The experience of wearing many hats at once with SJA, SEP, CRERCC and encouraging others to follow the cross-training has been a great asset to the Greater Victoria Region for many volunteer events involving amateur radio communications. The link between SJA, emergency programs and BCAS have provided the opportunity to work together with emergency services to provide more timely medical call response times in many marathons and large public events. Larry often dispatches at the BCAS center alongside BCAS and Amateur Radio dispatchers for these large coordinated events.
In December, Larry was recognized for 25 years of service with Saanich COMMS. Throughout those years there has been many changes to technology with Larry as active participant.
Andrew Spray - Lifetime Achievement (Search and Rescue)
Andrew first became involved with the Provincial Emergency Program in 1977 in his third year as a faculty member at Lester B. Pearson United World College of the Pacific. Pearson College placed a strong emphasis on community service and challenging outdoor activities and one of the major components of their program that combined both aims was Search and Rescue, Land Rescue being the name of the program he joined.
Andrew had quite a lot of relevant experience through many years in the Scouting movement.
As part of Pearson College Land Rescue, Andrew spent a lot of time on cliff rescue and carried out a number of technical rescues in the Goldstream Park/Mount Finlayson area, as well as leading a number of missing person searches on lower Vancouver Island. In 1984, he attended the first Search Management course and has maintained that qualification since. He also attended a number of technical rescue seminars in Penticton.
When the District of Metchosin, where Pearson College is located, incorporated as a municipality in 1986, Andrew approached the Emergency Program Coordinator and suggested forming the Metchosin Search and Rescue. By forming MSAR, year round coverage would be provided, though Land Rescue at Pearson College would continue to exist. MSAR came into existence around 1988 with initially 10 members.
During this same period, Andrew was asked by PEP to prepare a new manual for ground search and rescue. That manual came into existence in 1989 and though heavily revised since, there are still some parts of it in the recently issued third or fourth edition of the manual and course.
By the early 90s, the abilities of MSAR members had surpassed those of Pearson College Land Rescue and Pearson College disappeared from the SAR scen,e though continued with a strong outdoor program. About that time, Andrew served three years as the SAR Advisory Board representative for South Vancouver Island. Gradually, the number of SAR incidents in which MSAR was involved increased as did the membership, the callouts rising in recent years to between 20 and 30 incidents a year.
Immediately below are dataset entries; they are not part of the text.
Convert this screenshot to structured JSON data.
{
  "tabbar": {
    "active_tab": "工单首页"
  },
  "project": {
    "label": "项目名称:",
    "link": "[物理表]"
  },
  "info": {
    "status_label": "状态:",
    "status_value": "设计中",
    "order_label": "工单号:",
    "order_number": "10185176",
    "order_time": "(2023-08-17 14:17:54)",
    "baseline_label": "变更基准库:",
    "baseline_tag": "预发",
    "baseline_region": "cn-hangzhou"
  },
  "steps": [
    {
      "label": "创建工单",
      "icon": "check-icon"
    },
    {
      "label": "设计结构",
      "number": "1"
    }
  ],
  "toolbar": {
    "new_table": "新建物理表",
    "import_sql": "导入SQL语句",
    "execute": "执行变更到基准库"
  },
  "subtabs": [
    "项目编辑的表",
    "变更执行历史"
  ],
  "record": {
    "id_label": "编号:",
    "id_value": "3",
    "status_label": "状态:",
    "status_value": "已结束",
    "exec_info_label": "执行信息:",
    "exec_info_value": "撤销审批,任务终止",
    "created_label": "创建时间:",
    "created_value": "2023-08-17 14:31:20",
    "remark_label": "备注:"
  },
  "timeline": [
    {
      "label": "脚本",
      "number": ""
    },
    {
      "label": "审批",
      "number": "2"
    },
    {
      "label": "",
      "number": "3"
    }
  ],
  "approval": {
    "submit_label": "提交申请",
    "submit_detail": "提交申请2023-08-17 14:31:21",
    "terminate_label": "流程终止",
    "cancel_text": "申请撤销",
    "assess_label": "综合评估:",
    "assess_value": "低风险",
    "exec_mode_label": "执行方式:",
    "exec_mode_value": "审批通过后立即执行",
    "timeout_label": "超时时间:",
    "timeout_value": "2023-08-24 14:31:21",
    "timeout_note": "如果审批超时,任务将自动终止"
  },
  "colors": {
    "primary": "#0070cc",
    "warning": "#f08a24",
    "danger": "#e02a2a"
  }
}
Andrew has maintained his involvement since 1977, as well as participating in many SAR tasks and heavily involved in training new members. The advent of cell phones and GPS unit, and more recently drones, has had very positive effects on SAR but helping people in difficulty together with working with his SAR colleagues remains a source of great satisfaction in Andrew's life.